GLP-1 agonists are a class of drugs for type 2 diabetes treatment. The advantage of this drug over older insulin secretagogues is a lower risk of hypoglycemia.
GLP-1 agonists’ mechanism of action
The GLP-1 agonist is believed to improve glucose control by;
- It increases insulin secretion by the pancreas in response to eating meals; once blood glucose decreases, insulin production decreases proportionally.
- It suppresses the pancreatic glucagon release in response to eating, so stops unneeded glucose dumping in the bloodstream.
- It slows down gastric emptying, thus minimizes glucose spikes in the bloodstream.
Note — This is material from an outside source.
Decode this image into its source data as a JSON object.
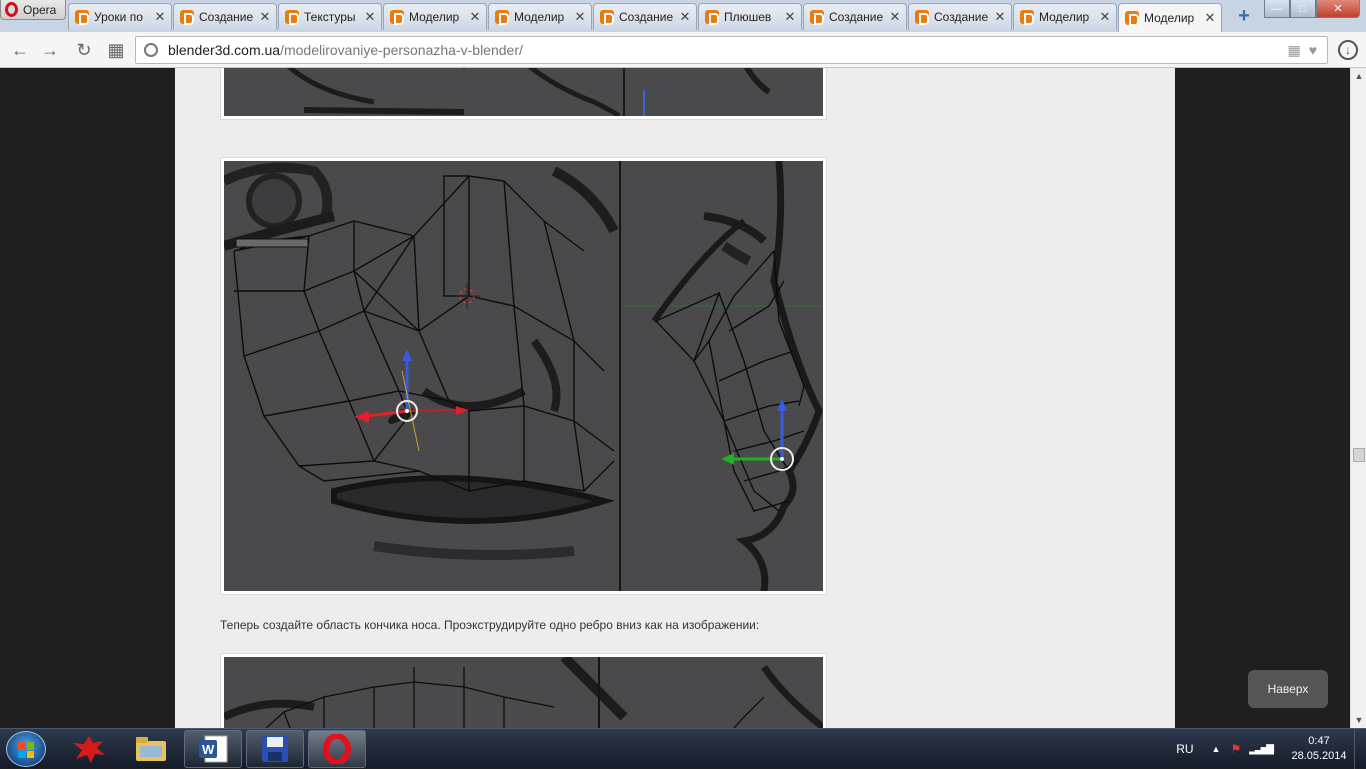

GLP-1 agonists available on the market:
- Generic name: exenatide (Brand name: Byetta),
- Generic name: liraglutide (Brand name: Victoza).
GLP-1 agonists’ dosage
GLP-1 agonists should start with 5 mcg administered twice daily within the 60-minute before the two major meals with a minimum 6 hours apart. It should not take after a meal. If necessary, you can increase the dose to 10 mcg twice daily after one month of therapy; this is to reduce to gastrointestinal side effects.
Side effects of GLP-1 agonists
The significant side effects of GLP-1 agonists are gastrointestinal;
acid or sour stomach,
What can you expect for GLP-1 agonists?
In patients with type 2 diabetes, it can lower A1C of up to 1.1% sustained the HbA1c reduction with continued use of the medicine over a year. It also reduces fasting blood-glucose level and body weight (up to 5 pounds). A study has shown GLP-1 agonists can help achieve an A1C of less than 7%.
Who can benefit from GLP-1 agonists?
Who should avoid using GLP-1 agonists?
Patients with a history of pancreatitis consider using other anti-diabetic therapies. When taken along, sulfonylurea may increase hypoglycemia risk. So, try to reduce your dose of sulfonylurea. GLP-1 agonists are unsuitable for patients with a severe gastrointestinal disease such as gastroparesis. GLP-1 agonists should not use in patients without renal impairment.